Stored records
####################
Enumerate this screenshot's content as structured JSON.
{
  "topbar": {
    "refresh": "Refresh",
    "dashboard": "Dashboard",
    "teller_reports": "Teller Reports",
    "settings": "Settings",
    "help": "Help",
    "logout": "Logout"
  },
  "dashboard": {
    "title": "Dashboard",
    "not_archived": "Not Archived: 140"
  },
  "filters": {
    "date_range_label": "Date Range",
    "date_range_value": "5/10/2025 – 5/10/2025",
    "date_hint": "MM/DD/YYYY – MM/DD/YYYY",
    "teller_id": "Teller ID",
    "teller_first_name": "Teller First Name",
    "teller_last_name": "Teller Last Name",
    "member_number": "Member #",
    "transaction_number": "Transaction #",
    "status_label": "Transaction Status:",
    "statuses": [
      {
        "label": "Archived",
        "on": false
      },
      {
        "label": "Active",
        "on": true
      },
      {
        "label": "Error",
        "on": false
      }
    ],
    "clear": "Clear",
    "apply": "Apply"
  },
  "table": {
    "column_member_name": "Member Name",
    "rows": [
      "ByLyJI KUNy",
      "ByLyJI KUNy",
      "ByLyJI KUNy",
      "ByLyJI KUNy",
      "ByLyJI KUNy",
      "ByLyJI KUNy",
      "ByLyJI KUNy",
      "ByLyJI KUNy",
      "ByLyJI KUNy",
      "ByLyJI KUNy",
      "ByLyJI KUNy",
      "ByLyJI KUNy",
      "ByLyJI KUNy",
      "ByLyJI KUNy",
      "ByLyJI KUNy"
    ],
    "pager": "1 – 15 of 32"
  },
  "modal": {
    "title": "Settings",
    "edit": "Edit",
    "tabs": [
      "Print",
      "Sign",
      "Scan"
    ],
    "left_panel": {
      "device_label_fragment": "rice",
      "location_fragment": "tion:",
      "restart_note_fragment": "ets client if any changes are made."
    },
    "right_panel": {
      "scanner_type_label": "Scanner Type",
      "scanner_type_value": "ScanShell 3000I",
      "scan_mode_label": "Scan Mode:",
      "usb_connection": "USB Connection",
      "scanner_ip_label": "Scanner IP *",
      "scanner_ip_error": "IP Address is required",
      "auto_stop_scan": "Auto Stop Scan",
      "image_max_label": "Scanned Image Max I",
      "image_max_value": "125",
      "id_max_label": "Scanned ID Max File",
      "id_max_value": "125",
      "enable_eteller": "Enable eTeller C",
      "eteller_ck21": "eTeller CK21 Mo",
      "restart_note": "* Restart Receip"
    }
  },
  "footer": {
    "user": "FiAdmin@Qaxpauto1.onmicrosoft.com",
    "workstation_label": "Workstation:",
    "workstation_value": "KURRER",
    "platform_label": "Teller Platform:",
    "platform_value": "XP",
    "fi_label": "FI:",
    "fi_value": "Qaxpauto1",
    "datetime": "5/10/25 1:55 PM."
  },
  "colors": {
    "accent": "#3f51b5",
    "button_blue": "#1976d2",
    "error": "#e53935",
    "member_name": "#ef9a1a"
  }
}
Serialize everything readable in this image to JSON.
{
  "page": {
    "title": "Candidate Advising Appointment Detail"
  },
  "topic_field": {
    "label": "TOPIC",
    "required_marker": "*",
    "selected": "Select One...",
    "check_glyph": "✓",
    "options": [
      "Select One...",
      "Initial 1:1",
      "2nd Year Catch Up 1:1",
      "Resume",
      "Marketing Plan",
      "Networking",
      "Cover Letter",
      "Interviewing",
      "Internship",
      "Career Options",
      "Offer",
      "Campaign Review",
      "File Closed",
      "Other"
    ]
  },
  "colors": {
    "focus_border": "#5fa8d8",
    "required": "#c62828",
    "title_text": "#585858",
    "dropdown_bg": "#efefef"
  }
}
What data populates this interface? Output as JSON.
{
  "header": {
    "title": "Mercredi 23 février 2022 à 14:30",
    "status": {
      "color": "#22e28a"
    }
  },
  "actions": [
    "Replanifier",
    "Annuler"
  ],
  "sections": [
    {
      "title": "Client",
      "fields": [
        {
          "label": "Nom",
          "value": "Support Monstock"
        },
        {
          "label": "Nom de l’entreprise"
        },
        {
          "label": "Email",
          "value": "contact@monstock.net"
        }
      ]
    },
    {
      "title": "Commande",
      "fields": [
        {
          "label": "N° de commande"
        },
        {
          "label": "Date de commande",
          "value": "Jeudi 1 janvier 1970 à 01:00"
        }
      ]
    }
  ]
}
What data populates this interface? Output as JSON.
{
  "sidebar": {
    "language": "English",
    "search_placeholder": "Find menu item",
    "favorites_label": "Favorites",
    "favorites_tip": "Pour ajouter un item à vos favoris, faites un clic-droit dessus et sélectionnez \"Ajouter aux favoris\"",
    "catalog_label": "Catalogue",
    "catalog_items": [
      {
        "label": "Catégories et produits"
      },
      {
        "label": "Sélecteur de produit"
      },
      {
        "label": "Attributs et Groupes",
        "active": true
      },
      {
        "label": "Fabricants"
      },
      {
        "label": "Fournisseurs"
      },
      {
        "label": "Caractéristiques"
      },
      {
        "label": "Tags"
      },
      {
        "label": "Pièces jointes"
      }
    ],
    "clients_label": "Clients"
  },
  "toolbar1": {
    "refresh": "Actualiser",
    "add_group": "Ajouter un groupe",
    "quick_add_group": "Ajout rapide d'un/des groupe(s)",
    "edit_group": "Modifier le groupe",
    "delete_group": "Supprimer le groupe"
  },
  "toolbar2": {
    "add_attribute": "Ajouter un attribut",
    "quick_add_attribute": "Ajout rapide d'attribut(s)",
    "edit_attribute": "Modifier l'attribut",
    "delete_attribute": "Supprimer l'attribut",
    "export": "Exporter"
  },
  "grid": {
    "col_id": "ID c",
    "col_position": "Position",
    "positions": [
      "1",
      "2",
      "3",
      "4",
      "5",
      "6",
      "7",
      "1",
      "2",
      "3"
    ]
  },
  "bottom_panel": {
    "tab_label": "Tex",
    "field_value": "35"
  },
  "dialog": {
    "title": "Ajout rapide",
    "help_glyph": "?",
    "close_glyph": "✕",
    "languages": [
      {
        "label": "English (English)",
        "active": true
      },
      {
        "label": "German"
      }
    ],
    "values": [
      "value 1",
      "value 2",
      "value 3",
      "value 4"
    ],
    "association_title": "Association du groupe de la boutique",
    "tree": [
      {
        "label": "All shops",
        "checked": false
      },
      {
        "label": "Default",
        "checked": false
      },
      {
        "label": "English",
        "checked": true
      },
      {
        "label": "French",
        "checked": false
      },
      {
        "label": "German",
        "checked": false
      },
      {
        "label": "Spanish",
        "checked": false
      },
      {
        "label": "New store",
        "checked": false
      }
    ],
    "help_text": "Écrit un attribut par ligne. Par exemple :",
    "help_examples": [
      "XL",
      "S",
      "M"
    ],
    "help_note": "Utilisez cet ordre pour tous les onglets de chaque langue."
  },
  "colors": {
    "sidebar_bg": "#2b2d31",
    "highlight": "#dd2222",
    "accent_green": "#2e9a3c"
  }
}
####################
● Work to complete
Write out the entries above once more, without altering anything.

● Expected answer
Enumerate this screenshot's content as structured JSON.
{
  "topbar": {
    "refresh": "Refresh",
    "dashboard": "Dashboard",
    "teller_reports": "Teller Reports",
    "settings": "Settings",
    "help": "Help",
    "logout": "Logout"
  },
  "dashboard": {
    "title": "Dashboard",
    "not_archived": "Not Archived: 140"
  },
  "filters": {
    "date_range_label": "Date Range",
    "date_range_value": "5/10/2025 – 5/10/2025",
    "date_hint": "MM/DD/YYYY – MM/DD/YYYY",
    "teller_id": "Teller ID",
    "teller_first_name": "Teller First Name",
    "teller_last_name": "Teller Last Name",
    "member_number": "Member #",
    "transaction_number": "Transaction #",
    "status_label": "Transaction Status:",
    "statuses": [
      {
        "label": "Archived",
        "on": false
      },
      {
        "label": "Active",
        "on": true
      },
      {
        "label": "Error",
        "on": false
      }
    ],
    "clear": "Clear",
    "apply": "Apply"
  },
  "table": {
    "column_member_name": "Member Name",
    "rows": [
      "ByLyJI KUNy",
      "ByLyJI KUNy",
      "ByLyJI KUNy",
      "ByLyJI KUNy",
      "ByLyJI KUNy",
      "ByLyJI KUNy",
      "ByLyJI KUNy",
      "ByLyJI KUNy",
      "ByLyJI KUNy",
      "ByLyJI KUNy",
      "ByLyJI KUNy",
      "ByLyJI KUNy",
      "ByLyJI KUNy",
      "ByLyJI KUNy",
      "ByLyJI KUNy"
    ],
    "pager": "1 – 15 of 32"
  },
  "modal": {
    "title": "Settings",
    "edit": "Edit",
    "tabs": [
      "Print",
      "Sign",
      "Scan"
    ],
    "left_panel": {
      "device_label_fragment": "rice",
      "location_fragment": "tion:",
      "restart_note_fragment": "ets client if any changes are made."
    },
    "right_panel": {
      "scanner_type_label": "Scanner Type",
      "scanner_type_value": "ScanShell 3000I",
      "scan_mode_label": "Scan Mode:",
      "usb_connection": "USB Connection",
      "scanner_ip_label": "Scanner IP *",
      "scanner_ip_error": "IP Address is required",
      "auto_stop_scan": "Auto Stop Scan",
      "image_max_label": "Scanned Image Max I",
      "image_max_value": "125",
      "id_max_label": "Scanned ID Max File",
      "id_max_value": "125",
      "enable_eteller": "Enable eTeller C",
      "eteller_ck21": "eTeller CK21 Mo",
      "restart_note": "* Restart Receip"
    }
  },
  "footer": {
    "user": "FiAdmin@Qaxpauto1.onmicrosoft.com",
    "workstation_label": "Workstation:",
    "workstation_value": "KURRER",
    "platform_label": "Teller Platform:",
    "platform_value": "XP",
    "fi_label": "FI:",
    "fi_value": "Qaxpauto1",
    "datetime": "5/10/25 1:55 PM."
  },
  "colors": {
    "accent": "#3f51b5",
    "button_blue": "#1976d2",
    "error": "#e53935",
    "member_name": "#ef9a1a"
  }
}
Serialize everything readable in this image to JSON.
{
  "page": {
    "title": "Candidate Advising Appointment Detail"
  },
  "topic_field": {
    "label": "TOPIC",
    "required_marker": "*",
    "selected": "Select One...",
    "check_glyph": "✓",
    "options": [
      "Select One...",
      "Initial 1:1",
      "2nd Year Catch Up 1:1",
      "Resume",
      "Marketing Plan",
      "Networking",
      "Cover Letter",
      "Interviewing",
      "Internship",
      "Career Options",
      "Offer",
      "Campaign Review",
      "File Closed",
      "Other"
    ]
  },
  "colors": {
    "focus_border": "#5fa8d8",
    "required": "#c62828",
    "title_text": "#585858",
    "dropdown_bg": "#efefef"
  }
}
What data populates this interface? Output as JSON.
{
  "header": {
    "title": "Mercredi 23 février 2022 à 14:30",
    "status": {
      "color": "#22e28a"
    }
  },
  "actions": [
    "Replanifier",
    "Annuler"
  ],
  "sections": [
    {
      "title": "Client",
      "fields": [
        {
          "label": "Nom",
          "value": "Support Monstock"
        },
        {
          "label": "Nom de l’entreprise"
        },
        {
          "label": "Email",
          "value": "contact@monstock.net"
        }
      ]
    },
    {
      "title": "Commande",
      "fields": [
        {
          "label": "N° de commande"
        },
        {
          "label": "Date de commande",
          "value": "Jeudi 1 janvier 1970 à 01:00"
        }
      ]
    }
  ]
}
What data populates this interface? Output as JSON.
{
  "sidebar": {
    "language": "English",
    "search_placeholder": "Find menu item",
    "favorites_label": "Favorites",
    "favorites_tip": "Pour ajouter un item à vos favoris, faites un clic-droit dessus et sélectionnez \"Ajouter aux favoris\"",
    "catalog_label": "Catalogue",
    "catalog_items": [
      {
        "label": "Catégories et produits"
      },
      {
        "label": "Sélecteur de produit"
      },
      {
        "label": "Attributs et Groupes",
        "active": true
      },
      {
        "label": "Fabricants"
      },
      {
        "label": "Fournisseurs"
      },
      {
        "label": "Caractéristiques"
      },
      {
        "label": "Tags"
      },
      {
        "label": "Pièces jointes"
      }
    ],
    "clients_label": "Clients"
  },
  "toolbar1": {
    "refresh": "Actualiser",
    "add_group": "Ajouter un groupe",
    "quick_add_group": "Ajout rapide d'un/des groupe(s)",
    "edit_group": "Modifier le groupe",
    "delete_group": "Supprimer le groupe"
  },
  "toolbar2": {
    "add_attribute": "Ajouter un attribut",
    "quick_add_attribute": "Ajout rapide d'attribut(s)",
    "edit_attribute": "Modifier l'attribut",
    "delete_attribute": "Supprimer l'attribut",
    "export": "Exporter"
  },
  "grid": {
    "col_id": "ID c",
    "col_position": "Position",
    "positions": [
      "1",
      "2",
      "3",
      "4",
      "5",
      "6",
      "7",
      "1",
      "2",
      "3"
    ]
  },
  "bottom_panel": {
    "tab_label": "Tex",
    "field_value": "35"
  },
  "dialog": {
    "title": "Ajout rapide",
    "help_glyph": "?",
    "close_glyph": "✕",
    "languages": [
      {
        "label": "English (English)",
        "active": true
      },
      {
        "label": "German"
      }
    ],
    "values": [
      "value 1",
      "value 2",
      "value 3",
      "value 4"
    ],
    "association_title": "Association du groupe de la boutique",
    "tree": [
      {
        "label": "All shops",
        "checked": false
      },
      {
        "label": "Default",
        "checked": false
      },
      {
        "label": "English",
        "checked": true
      },
      {
        "label": "French",
        "checked": false
      },
      {
        "label": "German",
        "checked": false
      },
      {
        "label": "Spanish",
        "checked": false
      },
      {
        "label": "New store",
        "checked": false
      }
    ],
    "help_text": "Écrit un attribut par ligne. Par exemple :",
    "help_examples": [
      "XL",
      "S",
      "M"
    ],
    "help_note": "Utilisez cet ordre pour tous les onglets de chaque langue."
  },
  "colors": {
    "sidebar_bg": "#2b2d31",
    "highlight": "#dd2222",
    "accent_green": "#2e9a3c"
  }
}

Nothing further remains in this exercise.